Ellenblum, Ronnie. The Collapse of the Eastern Mediterranean: Climate Change and the Decline of the East, 950-1072. (Cambridge University Press, 2012) Kindle.
Everyone knows that the 900s-1200s were a great time to be in Europe – warm, good weather in general, leading to a period of cultural and economic development that is often called the High Middle Ages, when the great cathedrals were built and chivalry flourished and the Hansa cities were at their peak. That’s true, but only if you were in western or central Europe. The Levant, Mesopotamia, the Balkans, the Pontic Steppes and Egypt? Endured bitter cold, drought, plague, and economic collapse. Invasion came with the cold and drought, and pushed the Byzantine Empire into rapid decline. North Africa went from semi-bread-basket to desert with pockets of irrigation, and Jerusalem was almost abandoned. When the warriors of the First Crusade breached the gates of the holy city, they found very few people compared to the population in the year 1000 or so.
The weather patterns that warmed and moistened western and northern Europe froze and desiccated Southwest Asia.
The book’s origins stem from Ellenblum’s curiosity about the lack of water in Jerusalem vs. the population it was supposed to have supported during Roman and early Byzantine times. This led to studying the hydrology of the city, and the discovery that most of the springs had dried up by the time of the First Crusade. Why? Bad land management? Climate shifts that caused the springs to lose groundwater and fail? As it turns out, the answer is a series of cold, dry years that caused the local water table to drop. This dried the springs, many of which never returned even after the rains came back. Jerusalem had to shift to relying on rainwater caught in cistern during the winters, meaning it could no longer support even half the population it had boasted at the time of Jesus.
When the author looked farther, it proved that Egypt, the rest of the Levant, Mesopotamia, and the Pontic Steppes (area north of the Black Sea) also suffered severe cold and drought during the period of roughly AD 950-1100. The lack of rain, and the bitter cold (snow on the ground in Baghdad for 40 days!) caused already tense relations between settled peoples, Bedouin nomads, and steppe nomads to collapse. The governments could not feed the people in some cases, nor could they keep the Turkic nomads out of the river valleys. When the Turks arrived, they burned, looted, carried off people to sell or ransom, interrupted trade, and eventually took over swaths of the area. The great centers of Islamic and Jewish learning in Baghdad disappeared, and Islam (Sunni) took on a different intellectual focus, one less interested in preserving the Classical philosophies and more on Islam’s own philosophy.

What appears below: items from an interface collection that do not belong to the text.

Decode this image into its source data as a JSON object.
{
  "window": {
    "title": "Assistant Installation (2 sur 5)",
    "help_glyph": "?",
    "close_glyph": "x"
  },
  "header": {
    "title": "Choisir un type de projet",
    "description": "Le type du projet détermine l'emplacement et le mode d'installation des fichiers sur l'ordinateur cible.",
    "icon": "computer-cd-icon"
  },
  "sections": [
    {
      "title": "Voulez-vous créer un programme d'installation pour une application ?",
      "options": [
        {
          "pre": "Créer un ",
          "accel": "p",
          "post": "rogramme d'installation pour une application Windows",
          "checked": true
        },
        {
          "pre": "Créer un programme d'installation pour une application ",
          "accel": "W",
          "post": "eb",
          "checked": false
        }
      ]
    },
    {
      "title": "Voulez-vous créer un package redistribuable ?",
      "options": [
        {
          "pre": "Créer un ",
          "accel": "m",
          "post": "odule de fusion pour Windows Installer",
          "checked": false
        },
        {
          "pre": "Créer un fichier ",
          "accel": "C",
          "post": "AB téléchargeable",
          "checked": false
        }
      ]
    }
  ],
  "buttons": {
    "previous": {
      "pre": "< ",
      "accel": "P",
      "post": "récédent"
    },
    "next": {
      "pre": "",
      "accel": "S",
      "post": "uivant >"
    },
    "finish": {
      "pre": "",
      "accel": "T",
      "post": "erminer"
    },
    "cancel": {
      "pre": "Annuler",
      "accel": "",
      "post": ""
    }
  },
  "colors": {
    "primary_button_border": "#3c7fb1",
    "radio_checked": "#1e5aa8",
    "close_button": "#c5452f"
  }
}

This is one of the books that I read and slap myself on the forehead and go “Duh.” I’d always wondered why the Seljuk Turks suddenly appeared in Southwest Asia. We went from Byzantine vs. Arab to “Turks in Charge” in the 1050s and later. Why? Where had the Seljuks come from? Why had they left the steppes? Well, they were pushed by the need for fodder and food, because the terrible weather drove them south and west. This also caused the Magyars (Hungary) and Bulgars to raid the edges of the European part of the Byzantine Empire just as Constantinople was cut off from major sources of food and military personnel. Toss in the plagues that always break out in cold, undernourished populations, and you can see why the empire started devaluing its currency and could no longer hold onto the edges of its territory, especially in Asia Minor.
Elllenblum is tightly focused on the region, so there are no cross-comparisons with western Europe or Russia (Kievan Rus). I do know from other reading that China experienced cold and drought in the 1000s, with floods and the disaster of the Yellow River floods following (1090s-1140s). The author alludes to the push to the east, and into South Asia, leading to shifts in Muslim control over northern India (the Lodi Sultanate). The book is also somewhat episodic, and focuses on weather and its direct effects, rather than on telling human stories. If you are looking for the tales of people, or a seamless, flowing narrative, you will be disappointed.
The book also lacks a bibliography. This is inexcusable on the part of Cambridge University Press. The notes are extensive, but readers are forced to comb through them at the end of each chapter to find material and primary sources if a reader wants to follow up on a topic.
I highly recommend this book for students of medieval Middle Eastern history, for those interested in the environmental history of all of Europe, and scholars wanting to fill in gaps about the causes of movements, migrations, and the shifting attitude of local Muslim rulers to Christians and Jews. A basic background in the overall history of the region is good, but not really necessary depending on the reader’s focus. I found the book easy to read, but this is my baliwick. Non-specialists might not be as enthralled.
FTC Disclaimer: I purchased this book for my own use and received no compensation from the author or the publisher for this review.